WHAT IS NEEDED
Looking at the entries below, how many lines include the word "preferences"? Answer with the number alone.

-.-.-

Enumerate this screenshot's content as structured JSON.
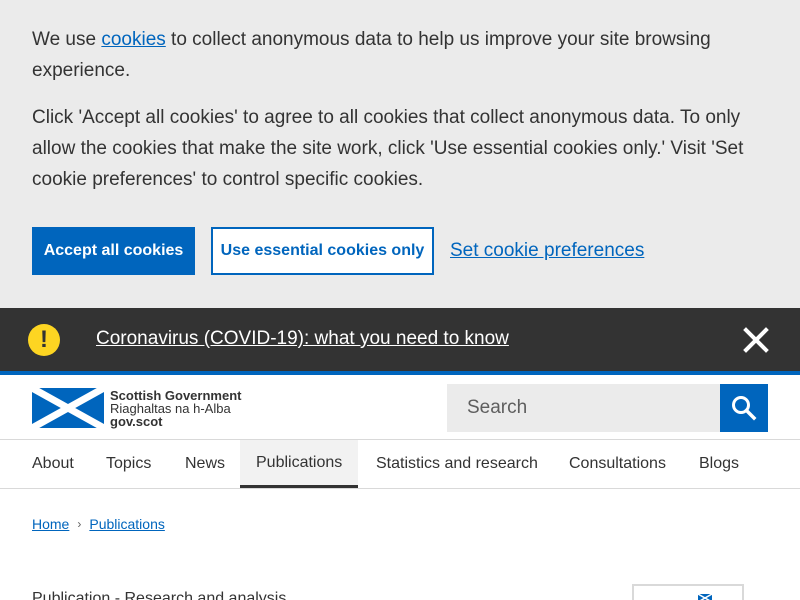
{
  "cookie_banner": {
    "text1_prefix": "We use ",
    "text1_link": "cookies",
    "text1_suffix": " to collect anonymous data to help us improve your site browsing experience.",
    "text2": "Click 'Accept all cookies' to agree to all cookies that collect anonymous data. To only allow the cookies that make the site work, click 'Use essential cookies only.' Visit 'Set cookie preferences' to control specific cookies.",
    "accept_label": "Accept all cookies",
    "essential_label": "Use essential cookies only",
    "preferences_label": "Set cookie preferences"
  },
  "alert": {
    "icon": "exclamation-icon",
    "glyph": "!",
    "link_text": "Coronavirus (COVID-19): what you need to know",
    "close_icon": "close-icon"
  },
  "header": {
    "logo": {
      "line1": "Scottish Government",
      "line2": "Riaghaltas na h-Alba",
      "line3": "gov.scot"
    },
    "search": {
      "placeholder": "Search",
      "value": "",
      "button_icon": "search-icon"
    }
  },
  "nav": {
    "items": [
      {
        "label": "About",
        "active": false
      },
      {
        "label": "Topics",
        "active": false
      },
      {
        "label": "News",
        "active": false
      },
      {
        "label": "Publications",
        "active": true
      },
      {
        "label": "Statistics and research",
        "active": false
      },
      {
        "label": "Consultations",
        "active": false
      },
      {
        "label": "Blogs",
        "active": false
      }
    ]
  },
  "breadcrumb": {
    "items": [
      "Home",
      "Publications"
    ]
  },
  "page": {
    "meta": "Publication - Research and analysis"
  },
  "colors": {
    "brand_blue": "#0065bd",
    "banner_bg": "#ebebeb",
    "alert_bg": "#333333",
    "alert_icon": "#fdd522"
  }
}
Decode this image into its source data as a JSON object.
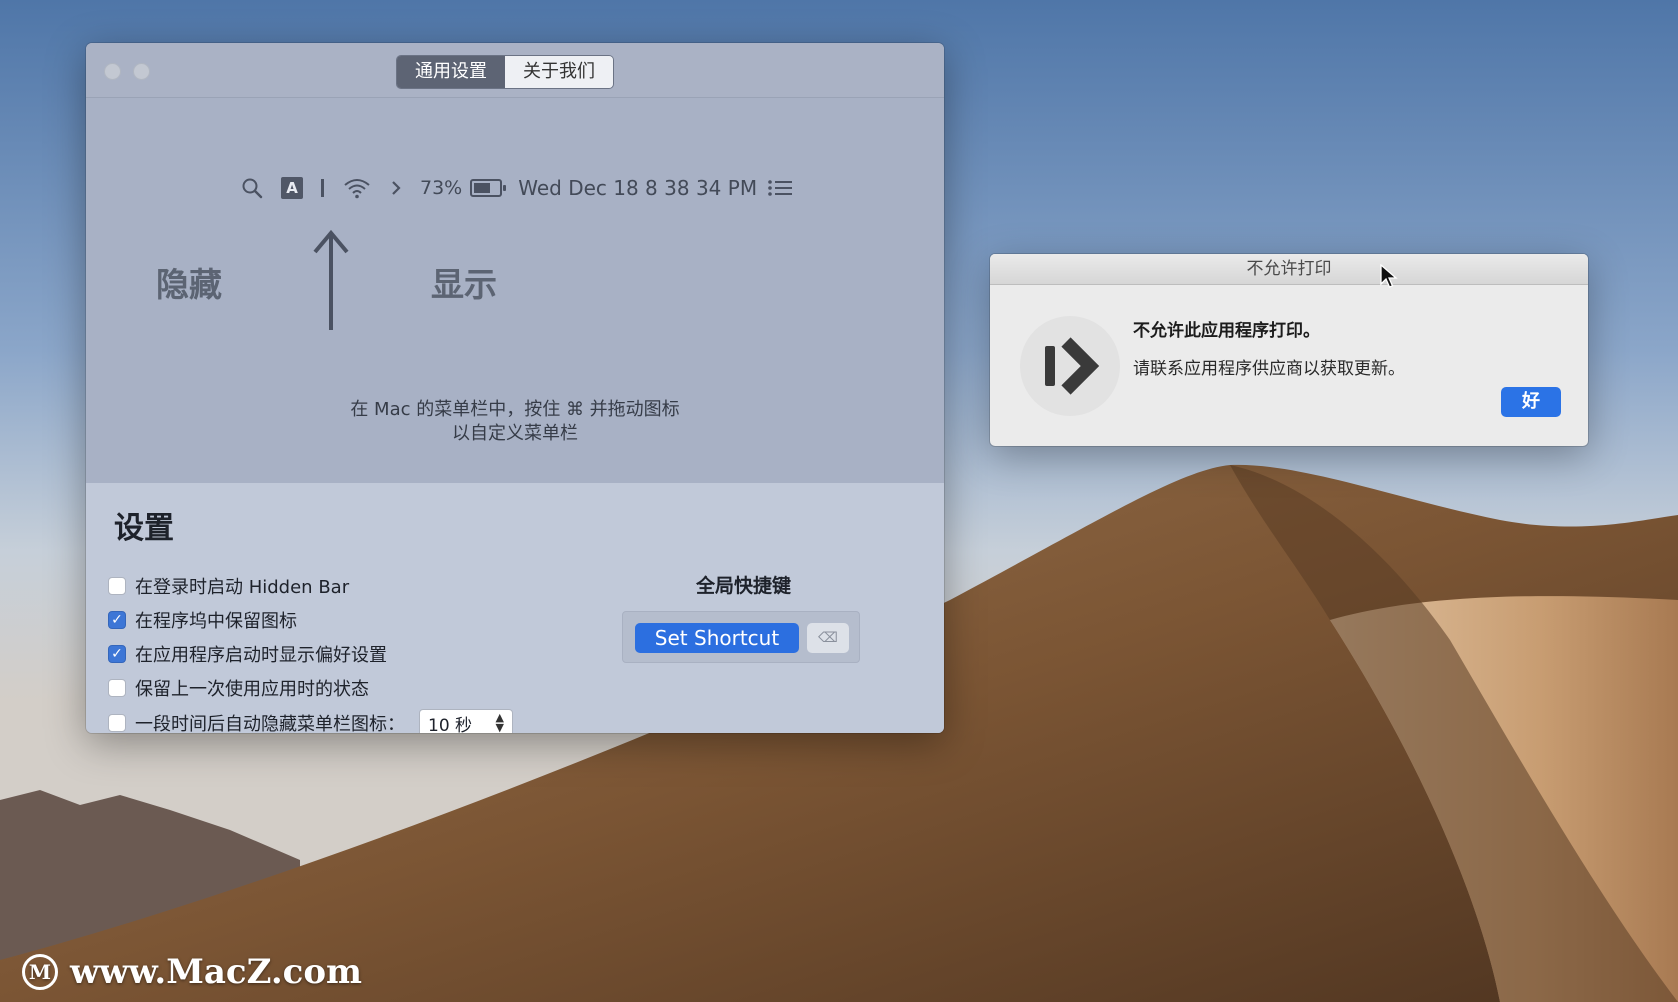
{
  "prefs_window": {
    "tabs": [
      {
        "label": "通用设置",
        "active": true
      },
      {
        "label": "关于我们",
        "active": false
      }
    ],
    "menubar": {
      "input_badge": "A",
      "battery_percent": "73%",
      "datetime": "Wed Dec 18  8 38 34 PM"
    },
    "label_hide": "隐藏",
    "label_show": "显示",
    "hint_line1": "在 Mac 的菜单栏中，按住 ⌘ 并拖动图标",
    "hint_line2": "以自定义菜单栏",
    "settings": {
      "title": "设置",
      "options": [
        {
          "label": "在登录时启动 Hidden Bar",
          "checked": false
        },
        {
          "label": "在程序坞中保留图标",
          "checked": true
        },
        {
          "label": "在应用程序启动时显示偏好设置",
          "checked": true
        },
        {
          "label": "保留上一次使用应用时的状态",
          "checked": false
        },
        {
          "label": "一段时间后自动隐藏菜单栏图标：",
          "checked": false
        }
      ],
      "autohide_value": "10 秒",
      "shortcut_title": "全局快捷键",
      "set_shortcut_label": "Set Shortcut",
      "clear_label": "⌫"
    }
  },
  "alert": {
    "title": "不允许打印",
    "message": "不允许此应用程序打印。",
    "info": "请联系应用程序供应商以获取更新。",
    "ok_label": "好"
  },
  "watermark": {
    "text": "www.MacZ.com"
  },
  "colors": {
    "accent_blue": "#2c6fe0",
    "checkbox_blue": "#3d76d6"
  }
}
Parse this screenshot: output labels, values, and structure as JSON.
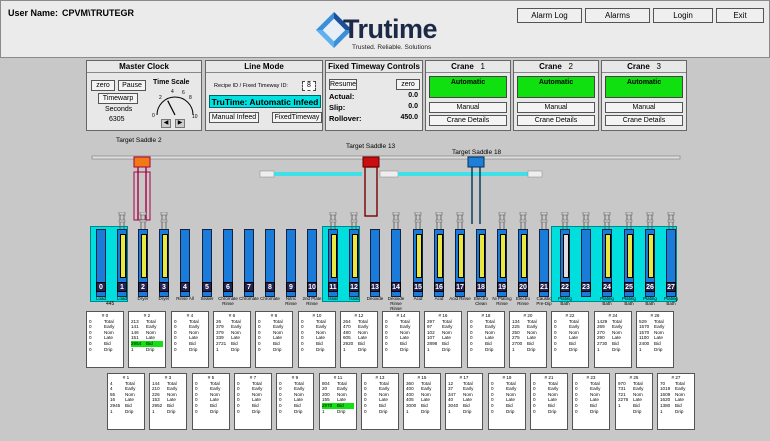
{
  "header": {
    "user_label": "User Name:",
    "user_value": "CPVM\\TRUTEGR",
    "logo_name": "Trutime",
    "logo_tagline": "Trusted. Reliable. Solutions",
    "buttons": [
      "Alarm Log",
      "Alarms",
      "Login",
      "Exit"
    ]
  },
  "master_clock": {
    "title": "Master Clock",
    "zero": "zero",
    "pause": "Pause",
    "timewarp": "Timewarp",
    "seconds_label": "Seconds",
    "seconds_value": "6305",
    "time_scale_label": "Time Scale",
    "gauge_ticks": [
      "0",
      "2",
      "4",
      "6",
      "8",
      "10"
    ],
    "time_scale_value": 0.35
  },
  "line_mode": {
    "title": "Line Mode",
    "recipe_label": "Recipe ID / Fixed Timeway ID:",
    "recipe_value": "8",
    "status": "TruTime: Automatic Infeed",
    "manual_infeed": "Manual Infeed",
    "fixed_timeway": "FixedTimeway"
  },
  "fixed_timeway": {
    "title": "Fixed Timeway Controls",
    "resume": "Resume",
    "zero": "zero",
    "actual_label": "Actual:",
    "actual_value": "0.0",
    "slip_label": "Slip:",
    "slip_value": "0.0",
    "rollover_label": "Rollover:",
    "rollover_value": "450.0"
  },
  "cranes": [
    {
      "title": "Crane",
      "number": "1",
      "mode": "Automatic",
      "manual": "Manual",
      "details": "Crane Details"
    },
    {
      "title": "Crane",
      "number": "2",
      "mode": "Automatic",
      "manual": "Manual",
      "details": "Crane Details"
    },
    {
      "title": "Crane",
      "number": "3",
      "mode": "Automatic",
      "manual": "Manual",
      "details": "Crane Details"
    }
  ],
  "targets": [
    {
      "label": "Target Saddle",
      "value": "2"
    },
    {
      "label": "Target Saddle",
      "value": "13"
    },
    {
      "label": "Target Saddle",
      "value": "18"
    }
  ],
  "load_count": "445",
  "tanks": [
    {
      "n": "0",
      "label": "Load"
    },
    {
      "n": "1",
      "label": "Load"
    },
    {
      "n": "2",
      "label": "Dryer"
    },
    {
      "n": "3",
      "label": "Dryer"
    },
    {
      "n": "4",
      "label": "Rinse All"
    },
    {
      "n": "5",
      "label": "Sealer"
    },
    {
      "n": "6",
      "label": "Chromate Rinse"
    },
    {
      "n": "7",
      "label": "Chromate"
    },
    {
      "n": "8",
      "label": "Chromate"
    },
    {
      "n": "9",
      "label": "Nitric Rinse"
    },
    {
      "n": "10",
      "label": "2nd Plate Rinse"
    },
    {
      "n": "11",
      "label": "Issat"
    },
    {
      "n": "12",
      "label": "Issat"
    },
    {
      "n": "13",
      "label": "Deoxide"
    },
    {
      "n": "14",
      "label": "Deoxide Rinse Rinse"
    },
    {
      "n": "15",
      "label": "Acid"
    },
    {
      "n": "16",
      "label": "Acid"
    },
    {
      "n": "17",
      "label": "Acid Rinse"
    },
    {
      "n": "18",
      "label": "Electro Clean"
    },
    {
      "n": "19",
      "label": "Ni Plating Rinse"
    },
    {
      "n": "20",
      "label": "Electro Rinse"
    },
    {
      "n": "21",
      "label": "Caustic Pre-Dip"
    },
    {
      "n": "22",
      "label": "Plating Bath"
    },
    {
      "n": "23",
      "label": ""
    },
    {
      "n": "24",
      "label": "Plating Bath"
    },
    {
      "n": "25",
      "label": "Plating Bath"
    },
    {
      "n": "26",
      "label": "Plating Bath"
    },
    {
      "n": "27",
      "label": "Plating Bath"
    }
  ],
  "cards": [
    {
      "id": "0",
      "v": [
        "0",
        "0",
        "0",
        "0",
        "0",
        "0"
      ]
    },
    {
      "id": "1",
      "v": [
        "4",
        "4",
        "55",
        "16",
        "2945",
        "1"
      ]
    },
    {
      "id": "2",
      "v": [
        "213",
        "141",
        "146",
        "151",
        "2954",
        "1"
      ],
      "hl": 4
    },
    {
      "id": "3",
      "v": [
        "144",
        "210",
        "226",
        "153",
        "2952",
        "1"
      ]
    },
    {
      "id": "4",
      "v": [
        "0",
        "0",
        "0",
        "0",
        "0",
        "0"
      ]
    },
    {
      "id": "5",
      "v": [
        "0",
        "0",
        "0",
        "0",
        "0",
        "0"
      ]
    },
    {
      "id": "6",
      "v": [
        "26",
        "379",
        "379",
        "339",
        "2721",
        "1"
      ]
    },
    {
      "id": "7",
      "v": [
        "0",
        "0",
        "0",
        "0",
        "0",
        "0"
      ]
    },
    {
      "id": "8",
      "v": [
        "0",
        "0",
        "0",
        "0",
        "0",
        "0"
      ]
    },
    {
      "id": "9",
      "v": [
        "0",
        "0",
        "0",
        "0",
        "0",
        "0"
      ]
    },
    {
      "id": "10",
      "v": [
        "0",
        "0",
        "0",
        "0",
        "0",
        "0"
      ]
    },
    {
      "id": "11",
      "v": [
        "804",
        "20",
        "200",
        "155",
        "2970",
        "1"
      ],
      "hl": 4
    },
    {
      "id": "12",
      "v": [
        "264",
        "470",
        "480",
        "605",
        "2920",
        "1"
      ]
    },
    {
      "id": "13",
      "v": [
        "0",
        "0",
        "0",
        "0",
        "0",
        "0"
      ]
    },
    {
      "id": "14",
      "v": [
        "0",
        "0",
        "0",
        "0",
        "0",
        "0"
      ]
    },
    {
      "id": "15",
      "v": [
        "360",
        "400",
        "400",
        "405",
        "3000",
        "1"
      ]
    },
    {
      "id": "16",
      "v": [
        "297",
        "97",
        "102",
        "107",
        "2898",
        "1"
      ]
    },
    {
      "id": "17",
      "v": [
        "12",
        "37",
        "347",
        "40",
        "3040",
        "1"
      ]
    },
    {
      "id": "18",
      "v": [
        "0",
        "0",
        "0",
        "0",
        "0",
        "0"
      ]
    },
    {
      "id": "19",
      "v": [
        "0",
        "0",
        "0",
        "0",
        "0",
        "0"
      ]
    },
    {
      "id": "20",
      "v": [
        "134",
        "225",
        "250",
        "275",
        "2700",
        "1"
      ]
    },
    {
      "id": "21",
      "v": [
        "0",
        "0",
        "0",
        "0",
        "0",
        "0"
      ]
    },
    {
      "id": "22",
      "v": [
        "0",
        "0",
        "0",
        "0",
        "0",
        "0"
      ]
    },
    {
      "id": "23",
      "v": [
        "0",
        "0",
        "0",
        "0",
        "0",
        "0"
      ]
    },
    {
      "id": "24",
      "v": [
        "1429",
        "269",
        "270",
        "290",
        "2730",
        "1"
      ]
    },
    {
      "id": "25",
      "v": [
        "970",
        "731",
        "721",
        "2276",
        "1",
        " "
      ]
    },
    {
      "id": "26",
      "v": [
        "529",
        "1570",
        "1570",
        "1100",
        "2400",
        "1"
      ]
    },
    {
      "id": "27",
      "v": [
        "70",
        "1019",
        "1609",
        "1620",
        "1380",
        "1"
      ]
    }
  ],
  "card_labels": [
    "Total",
    "Early",
    "Nom",
    "Late",
    "Bid",
    "Drip"
  ]
}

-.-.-

TASK ANSWER
2